1$\begingroup$ In some sense, already Oresme "knew" that $\int_a^b f'(x) = f(b)f(a)$  see e.g. here: www2.clarku.edu/~djoyce/ma121/ftc.pdf $\endgroup$ Apr 10, 2016 at 13:14
In his final scientific work, the Two New Sciences, Galileo almost discovered Cantor's theory of infinite cardinalities ...

23$\begingroup$ I fundamentally disagree with this statement. It's like claiming that Jules Verne almost put a man on the moon. $\endgroup$ Mar 25, 2010 at 19:36

7$\begingroup$ Perhaps you would prefer the wording that I use when I teach a first course in set theory? "In his final scientific work, the Two New Sciences, Galileo blew his chance of becoming a famous set theorist." $\endgroup$ Mar 26, 2010 at 3:02

3$\begingroup$ Cantor not only discovered and rigorously defined the idea of equinumerosity of infinite sets, he also gave an explicit example of two infinite set of distinct cardinalities. I do not see anything like that in Galileo's argument. $\endgroup$ Apr 8, 2015 at 7:56
One example of a missed opportunity, in my opinion, is the AleksandrovZeeman theorem, which states (in one of its different forms) that any bijection of $d$dimensional Minkowski spacetime onto itself ($d>2$) which sends light ray segments into light ray segments (= Einstein's postulate of constancy of the speed of light in Special Relativity) is the composite of one or more of the following:
 A spacetime translation;
 A spatial rotation;
 A scale transformation;
 A time reflection;
 A space reflection;
 And a Lorentz boost.
Particularly, this singles out Lorentz boosts as the only transformation law between inertial spacetime frames obeying Einstein's postulate. Einstein did show that Lorentz boosts satisfy the latter, but he did not prove whether Lorentz boosts are unique in the above sense, neither did any of his predecessors (Lorentz, Poincaré). Surprisingly, the answer came only about half a century later, through the work of A.D. Aleksandrov in the 50's (assuming the bijection acts linearly) and independently by E.C. Zeeman in 1964 (Causality Implies the Lorentz Group, J. Math. Phys. 5 (1964) 490493). Aleksandrov dropped the hypothesis of linearity from his argument in 1967 (A Contribution to Chronogeometry, Canad. J. Math. 19 (1967) 11191128).
Aleksandrov's proof was topological, based on the concept nowadays called "Alexandrov topology", which is just the order topology derived from the chronology relation in Minkowski spacetime. Zeeman's proof, however, was fairly elementary and classical, relying only on bits of analytic geometry. Both the theorem and Zeeman's proof were perfectly within the grasp of the likes of Felix Klein at the time Einstein's work was published, and perfectly within the spirit of Klein's Erlanger Programm as he noticed himself by dismissing special relativity as a simple special case of his programme and calling it the "invariant theory of the Lorentz group" in his address Über die geometrischen Grundlagen der Lorentzgruppe (Jahresbericht der Deutschen MathematikerVereinigung Bd. 19 (1910), pages 533552 of his collected works). This indicates that he could have proven Zeeman's theorem at least as early as 1910, if only he had the interest.
When I took a course in set theory, I was told that in the early 1920's, Thoralf Skolem essentially proved what is now Gödel's Completeness Theorem, but was unaware of its significance because the concept of completeness was not understood fully at the time.
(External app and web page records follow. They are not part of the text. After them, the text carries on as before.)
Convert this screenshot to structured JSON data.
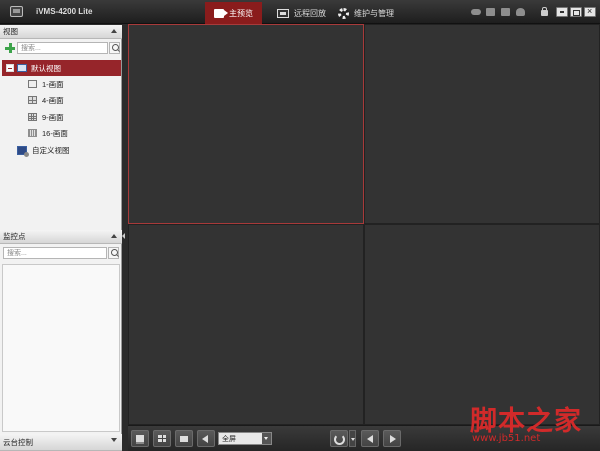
{
  "app": {
    "title": "iVMS-4200 Lite"
  },
  "nav": {
    "tabs": [
      {
        "label": "主预览",
        "icon": "camera-icon",
        "active": true
      },
      {
        "label": "远程回放",
        "icon": "playback-icon",
        "active": false
      },
      {
        "label": "维护与管理",
        "icon": "gear-icon",
        "active": false
      }
    ],
    "right_icons": [
      "cloud-icon",
      "list-icon",
      "image-icon",
      "user-icon",
      "lock-icon"
    ],
    "window_buttons": [
      "minimize",
      "maximize",
      "close"
    ]
  },
  "left_panel": {
    "views_section": {
      "title": "视图",
      "search_placeholder": "搜索...",
      "tree": [
        {
          "label": "默认视图",
          "selected": true,
          "icon": "view-icon"
        },
        {
          "label": "1-画面",
          "icon": "grid-1-icon"
        },
        {
          "label": "4-画面",
          "icon": "grid-4-icon"
        },
        {
          "label": "9-画面",
          "icon": "grid-9-icon"
        },
        {
          "label": "16-画面",
          "icon": "grid-16-icon"
        },
        {
          "label": "自定义视图",
          "icon": "custom-view-icon"
        }
      ]
    },
    "monitor_section": {
      "title": "监控点",
      "search_placeholder": "搜索..."
    },
    "ptz_section": {
      "title": "云台控制"
    }
  },
  "video": {
    "layout": "2x2",
    "selected_cell": 1
  },
  "toolbar": {
    "fullscreen_select": {
      "value": "全屏"
    }
  },
  "watermark": {
    "main": "脚本之家",
    "url": "www.jb51.net"
  },
  "colors": {
    "accent": "#8a1c1c",
    "selected_row": "#96252a",
    "titlebar": "#2a2a2a",
    "video_bg": "#333333"
  }
}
$\begingroup$ I might be wrong but I thought that what he proved was the compactness theorem. $\endgroup$– abcdxyzMar 26, 2010 at 10:03
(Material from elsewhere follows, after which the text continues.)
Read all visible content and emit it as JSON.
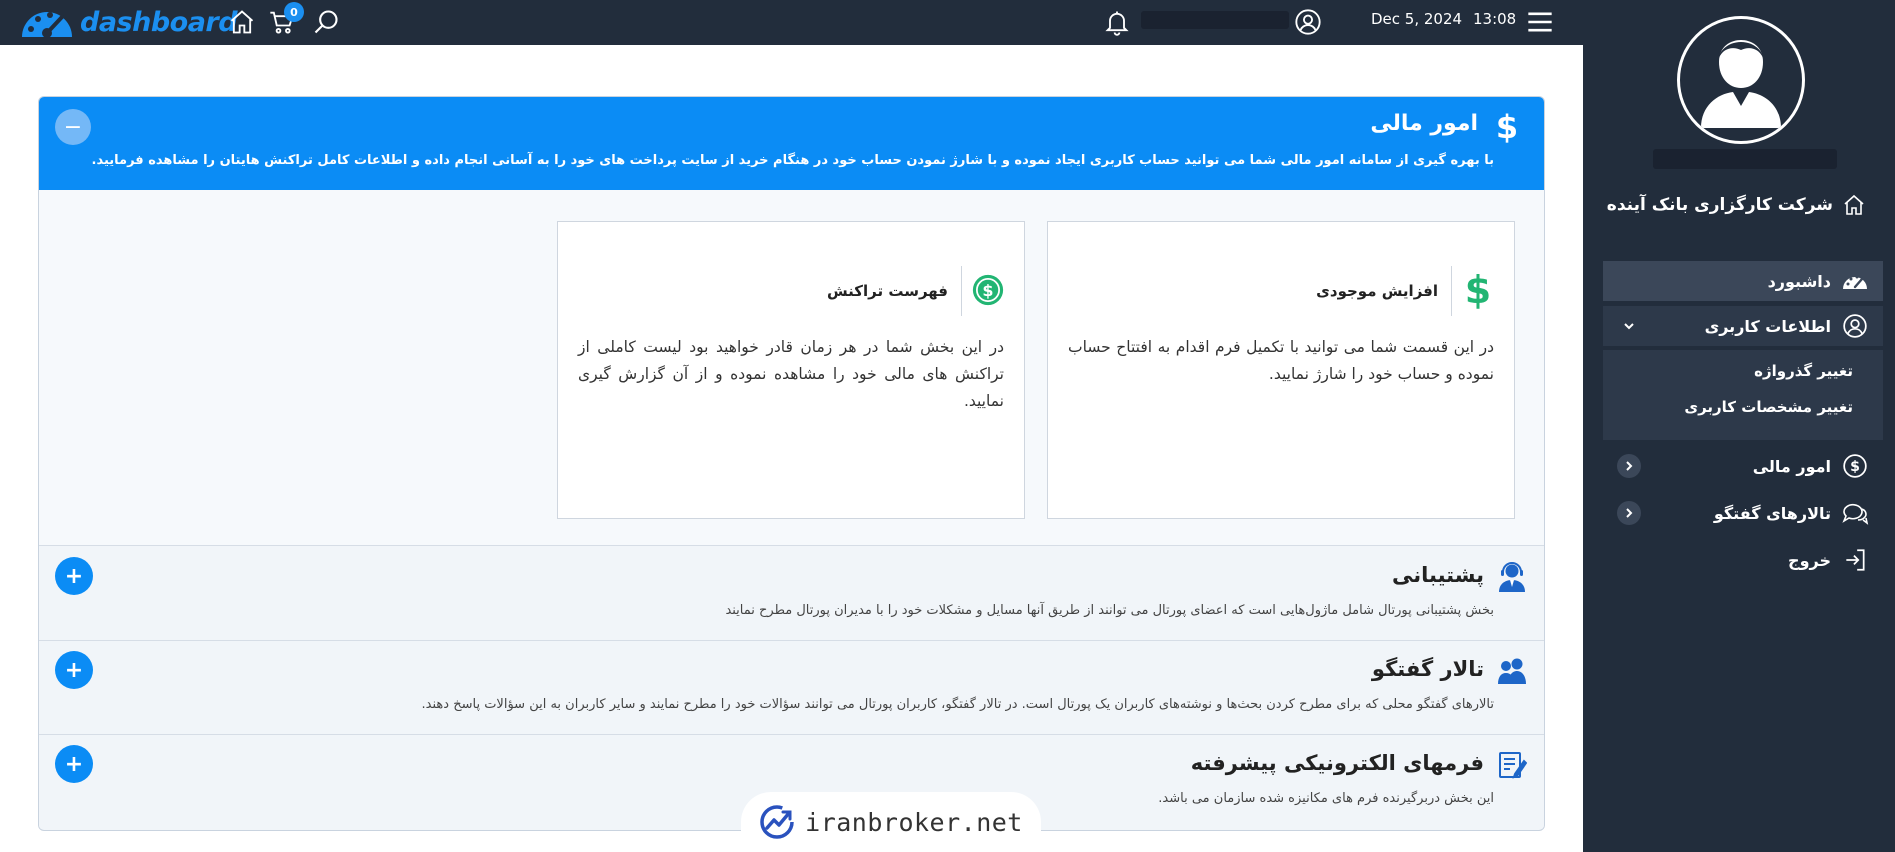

$\begingroup$ I think you are right. They are equivalent, though. $\endgroup$ Mar 26, 2010 at 16:42

4$\begingroup$ Ketil Tveiten: I don't think they're equivalent. Compactness theorem can be stated and proved in a simple way without defining a formal proof system at all. In that case, the theorem claims that if any finite subset of a set of formulas has a model satisfying it, then there's a model satisfying the whole set. $\endgroup$ Jun 20, 2010 at 12:02

$\begingroup$ They are deducible from eachother. That usually means they are equivalent, no? $\endgroup$ Jun 21, 2010 at 11:15
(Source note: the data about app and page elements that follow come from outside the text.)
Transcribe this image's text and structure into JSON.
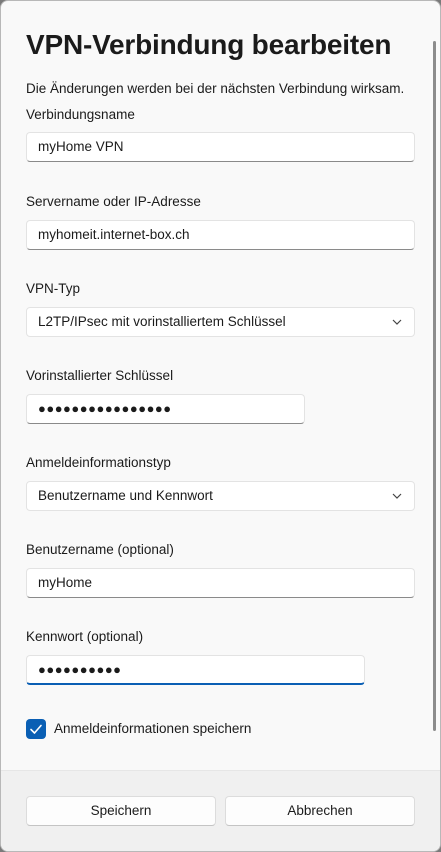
{
  "dialog": {
    "title": "VPN-Verbindung bearbeiten",
    "description": "Die Änderungen werden bei der nächsten Verbindung wirksam."
  },
  "fields": {
    "connection_name": {
      "label": "Verbindungsname",
      "value": "myHome VPN"
    },
    "server": {
      "label": "Servername oder IP-Adresse",
      "value": "myhomeit.internet-box.ch"
    },
    "vpn_type": {
      "label": "VPN-Typ",
      "value": "L2TP/IPsec mit vorinstalliertem Schlüssel"
    },
    "preshared_key": {
      "label": "Vorinstallierter Schlüssel",
      "value": "●●●●●●●●●●●●●●●●"
    },
    "credential_type": {
      "label": "Anmeldeinformationstyp",
      "value": "Benutzername und Kennwort"
    },
    "username": {
      "label": "Benutzername (optional)",
      "value": "myHome"
    },
    "password": {
      "label": "Kennwort (optional)",
      "value": "●●●●●●●●●●"
    }
  },
  "remember": {
    "label": "Anmeldeinformationen speichern",
    "checked": true
  },
  "buttons": {
    "save": "Speichern",
    "cancel": "Abbrechen"
  },
  "colors": {
    "accent": "#0a5fb4"
  },
  "icons": {
    "chevron": "chevron-down-icon",
    "check": "checkmark-icon"
  }
}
3$\begingroup$ See the discussion in mathoverflow.net/questions/9309/… $\endgroup$ Jun 21, 2010 at 14:35